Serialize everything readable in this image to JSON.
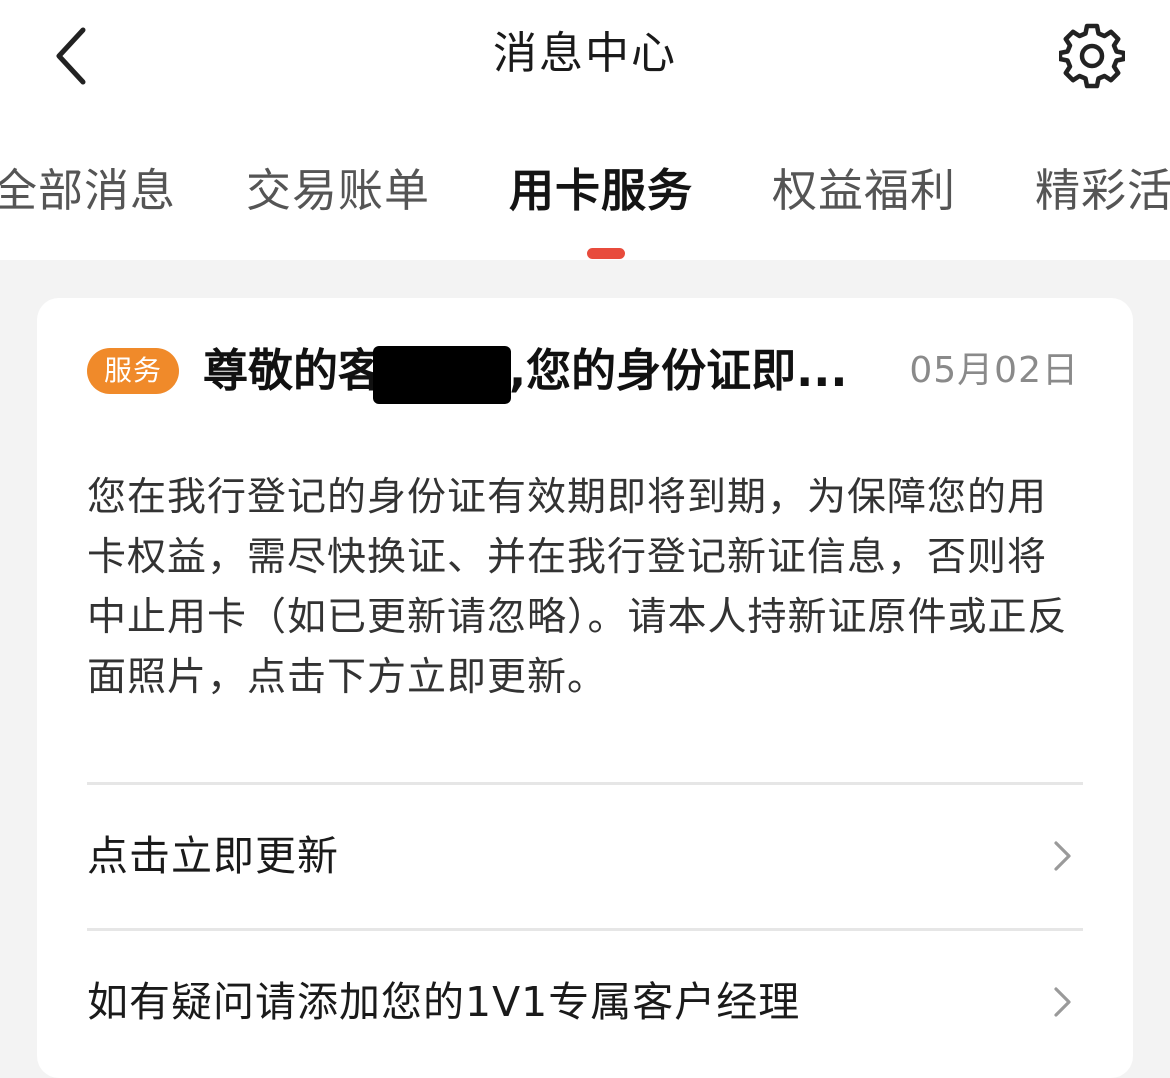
{
  "header": {
    "title": "消息中心",
    "back_icon": "chevron-left-icon",
    "settings_icon": "gear-icon"
  },
  "tabs": [
    {
      "label": "全部消息",
      "active": false
    },
    {
      "label": "交易账单",
      "active": false
    },
    {
      "label": "用卡服务",
      "active": true
    },
    {
      "label": "权益福利",
      "active": false
    },
    {
      "label": "精彩活",
      "active": false
    }
  ],
  "message": {
    "badge": "服务",
    "title_prefix": "尊敬的",
    "title_redacted_char": "客",
    "title_suffix": ",您的身份证即...",
    "date": "05月02日",
    "body": "您在我行登记的身份证有效期即将到期，为保障您的用卡权益，需尽快换证、并在我行登记新证信息，否则将中止用卡（如已更新请忽略）。请本人持新证原件或正反面照片，点击下方立即更新。",
    "actions": [
      {
        "label": "点击立即更新",
        "icon": "chevron-right-icon"
      },
      {
        "label": "如有疑问请添加您的1V1专属客户经理",
        "icon": "chevron-right-icon"
      }
    ]
  },
  "colors": {
    "accent": "#e84b3c",
    "badge": "#f08a2a",
    "background": "#f3f3f3",
    "card": "#ffffff"
  }
}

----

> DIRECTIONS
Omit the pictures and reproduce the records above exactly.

> RESULT FOR THIS TASK
Serialize everything readable in this image to JSON.
{
  "header": {
    "title": "消息中心",
    "back_icon": "chevron-left-icon",
    "settings_icon": "gear-icon"
  },
  "tabs": [
    {
      "label": "全部消息",
      "active": false
    },
    {
      "label": "交易账单",
      "active": false
    },
    {
      "label": "用卡服务",
      "active": true
    },
    {
      "label": "权益福利",
      "active": false
    },
    {
      "label": "精彩活",
      "active": false
    }
  ],
  "message": {
    "badge": "服务",
    "title_prefix": "尊敬的",
    "title_redacted_char": "客",
    "title_suffix": ",您的身份证即...",
    "date": "05月02日",
    "body": "您在我行登记的身份证有效期即将到期，为保障您的用卡权益，需尽快换证、并在我行登记新证信息，否则将中止用卡（如已更新请忽略）。请本人持新证原件或正反面照片，点击下方立即更新。",
    "actions": [
      {
        "label": "点击立即更新",
        "icon": "chevron-right-icon"
      },
      {
        "label": "如有疑问请添加您的1V1专属客户经理",
        "icon": "chevron-right-icon"
      }
    ]
  },
  "colors": {
    "accent": "#e84b3c",
    "badge": "#f08a2a",
    "background": "#f3f3f3",
    "card": "#ffffff"
  }
}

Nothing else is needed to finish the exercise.